* TASK GOAL *
Look through the lines below, find those with the word "verified", and copy them.
(DATA SECTION Opens)
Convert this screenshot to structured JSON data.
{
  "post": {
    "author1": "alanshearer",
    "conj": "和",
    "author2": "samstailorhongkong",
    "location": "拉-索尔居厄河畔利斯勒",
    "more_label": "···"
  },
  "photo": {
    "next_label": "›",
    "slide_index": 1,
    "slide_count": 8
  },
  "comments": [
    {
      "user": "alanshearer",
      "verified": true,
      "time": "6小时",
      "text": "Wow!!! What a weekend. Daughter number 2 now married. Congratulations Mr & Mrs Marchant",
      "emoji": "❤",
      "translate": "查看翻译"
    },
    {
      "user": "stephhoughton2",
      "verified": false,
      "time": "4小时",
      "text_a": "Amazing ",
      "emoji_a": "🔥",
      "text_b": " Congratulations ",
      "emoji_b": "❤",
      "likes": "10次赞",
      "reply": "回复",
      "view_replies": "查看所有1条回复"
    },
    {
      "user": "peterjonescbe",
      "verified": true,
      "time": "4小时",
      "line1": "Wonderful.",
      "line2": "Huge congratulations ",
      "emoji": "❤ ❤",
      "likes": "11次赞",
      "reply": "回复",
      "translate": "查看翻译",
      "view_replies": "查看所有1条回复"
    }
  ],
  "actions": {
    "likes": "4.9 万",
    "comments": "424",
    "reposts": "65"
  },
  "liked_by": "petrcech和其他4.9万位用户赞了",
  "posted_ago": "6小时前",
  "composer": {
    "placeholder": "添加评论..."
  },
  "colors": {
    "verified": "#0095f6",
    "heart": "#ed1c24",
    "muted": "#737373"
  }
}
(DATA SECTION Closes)
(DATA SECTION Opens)
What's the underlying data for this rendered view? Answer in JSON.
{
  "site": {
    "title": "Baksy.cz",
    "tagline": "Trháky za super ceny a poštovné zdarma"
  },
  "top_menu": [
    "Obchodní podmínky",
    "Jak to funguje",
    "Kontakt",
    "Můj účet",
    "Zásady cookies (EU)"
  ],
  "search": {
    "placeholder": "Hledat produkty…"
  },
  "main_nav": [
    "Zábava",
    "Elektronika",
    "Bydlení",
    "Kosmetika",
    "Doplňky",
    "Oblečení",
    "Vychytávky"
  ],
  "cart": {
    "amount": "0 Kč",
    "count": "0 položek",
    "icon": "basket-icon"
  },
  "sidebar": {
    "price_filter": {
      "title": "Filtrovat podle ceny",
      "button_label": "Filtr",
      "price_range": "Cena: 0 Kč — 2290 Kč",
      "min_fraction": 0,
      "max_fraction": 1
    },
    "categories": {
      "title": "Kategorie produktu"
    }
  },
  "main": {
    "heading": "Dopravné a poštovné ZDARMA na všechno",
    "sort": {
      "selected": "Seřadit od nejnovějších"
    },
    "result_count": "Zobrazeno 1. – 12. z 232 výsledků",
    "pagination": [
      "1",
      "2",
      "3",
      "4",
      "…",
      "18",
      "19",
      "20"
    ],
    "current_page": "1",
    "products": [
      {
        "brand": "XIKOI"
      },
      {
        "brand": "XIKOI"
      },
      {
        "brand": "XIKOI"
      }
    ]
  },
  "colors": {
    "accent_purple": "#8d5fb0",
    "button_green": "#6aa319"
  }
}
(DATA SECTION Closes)
* WRITTEN RESPONSE *
      "verified": true,
      "verified": false,
      "verified": true,
    "verified": "#0095f6",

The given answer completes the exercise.